I understand Dave, about not wildly speculating. Personally, I would be stunned if Higgins were to be found guilty, as I can't comprehend that someone of his character and class would do it.

Totally agree with you being sceptical about " anyone can win a title". However, I am not sceptical about the strength in depth, because as you say yourself, the qualifying standard is notably high and there are just more players that have sustained scoring power now.

As a Ronnie fan I accept he is not the greatest, but bristle at the suggestion that his A-Game could not have beaten Hendry at his best.

Betty Logan said...

Look at the depth of talent in tennis and golf, yet they got a Federer and a Tiger. There has been no period of domination this last decade (Williams got closest in 2009-2003) because the best player is inconsistent! No-one else can dominate when there is a player better than you out there. The game is now drawing from a pool of a billion people rather than 60 million so eventually there will be a player good enough and dedicated enough to dominate, and it's odds on Dennis Taylor won't be able to pronounce the name...


Oddly enough Betty, Dennis is one the few commentators that seems to be able to pronounce Ken Dohertys' name.

After two decades playing as a pro, he is wrongly called Dockerty by so many Brits.

Take note folks. Theres no K in Doherty. Its Do-HER-ty.
Are you listening John Virko?

Monique said...

Losing a single match heavily doesn't prove a player is "past it". It happens to all of them one day or another and proves nothing except they had a bad day in office.
Hendry certainly wasn't "past it" at 27 (1996). At 30(1999) he won the WC having beaten the strongest oppostion he could possibly face. At 33 he was WC runner-up, losing only in the decider, making 4 tons, and having beaten ROS and Doherty on his way to the final. At 38 he was still World N°1 (2006/07 season)
Only there is a difference between being the best and being dominant. For the many of you who apparantly can't read let me state it again: Hendry IS the best player the game has known. However, even being the best, he could no more dominate in the 1996-2005 decade because the field around him and the opposition had become stronger and he had 3 serious challengers (at least).
For Mr Hey You, thank you for the insults on the other thread). Apparantly you can't read neither: my point precisely was that despite being only at the level of a very good amateur, Reanne dominates the ladies game in a way neither Hendry or Davis ever did dominate the MT precisely because she competes in a very weak field there. I never claimed that Reanne was the next big thing in snooker. She will struggle big time on the MT - she knows that - and it will be interesting to see if with much tougher opposition she will be able to raise her game, but she is certainly not a top pro at this moment in time. I said it myself: it is an extreme example but it proves my point, you can be average and still dominate a field, and you can be outstanding and even the best and still not be able to dominate because you are not alone out there.

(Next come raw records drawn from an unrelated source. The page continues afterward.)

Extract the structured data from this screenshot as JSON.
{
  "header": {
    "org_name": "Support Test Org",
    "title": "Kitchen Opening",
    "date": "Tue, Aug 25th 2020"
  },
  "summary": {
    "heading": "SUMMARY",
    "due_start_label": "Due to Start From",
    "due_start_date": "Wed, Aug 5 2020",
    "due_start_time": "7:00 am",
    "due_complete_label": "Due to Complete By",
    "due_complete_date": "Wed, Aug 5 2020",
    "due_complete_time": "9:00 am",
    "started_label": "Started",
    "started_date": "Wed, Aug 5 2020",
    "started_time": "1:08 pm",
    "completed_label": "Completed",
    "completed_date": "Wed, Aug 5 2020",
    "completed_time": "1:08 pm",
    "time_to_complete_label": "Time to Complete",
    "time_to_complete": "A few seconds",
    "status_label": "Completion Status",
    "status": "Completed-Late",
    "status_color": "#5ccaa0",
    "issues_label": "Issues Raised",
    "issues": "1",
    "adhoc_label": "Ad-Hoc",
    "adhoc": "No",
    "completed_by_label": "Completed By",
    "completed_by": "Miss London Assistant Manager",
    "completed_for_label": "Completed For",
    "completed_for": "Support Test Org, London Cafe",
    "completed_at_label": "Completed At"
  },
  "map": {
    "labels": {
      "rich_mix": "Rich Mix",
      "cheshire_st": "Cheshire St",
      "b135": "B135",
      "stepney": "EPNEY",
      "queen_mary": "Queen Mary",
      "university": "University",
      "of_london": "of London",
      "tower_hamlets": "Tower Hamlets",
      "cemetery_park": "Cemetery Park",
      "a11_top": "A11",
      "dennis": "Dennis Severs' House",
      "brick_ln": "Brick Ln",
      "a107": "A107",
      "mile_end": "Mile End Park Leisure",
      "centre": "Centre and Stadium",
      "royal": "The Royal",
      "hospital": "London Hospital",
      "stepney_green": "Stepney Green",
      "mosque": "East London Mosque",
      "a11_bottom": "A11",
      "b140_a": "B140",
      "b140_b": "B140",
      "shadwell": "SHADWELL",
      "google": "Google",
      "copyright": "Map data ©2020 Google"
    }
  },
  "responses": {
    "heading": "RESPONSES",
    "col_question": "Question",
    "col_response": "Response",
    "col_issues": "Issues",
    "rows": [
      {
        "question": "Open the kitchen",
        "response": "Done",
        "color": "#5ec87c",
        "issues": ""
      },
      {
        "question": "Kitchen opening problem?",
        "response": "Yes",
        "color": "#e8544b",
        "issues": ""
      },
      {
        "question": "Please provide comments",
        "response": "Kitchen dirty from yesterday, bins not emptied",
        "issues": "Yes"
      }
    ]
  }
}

Anonymous said...

Your point is a load of rubbish and thats what most people on here seem to be pointing out to you. These RonnieO fans are all the same!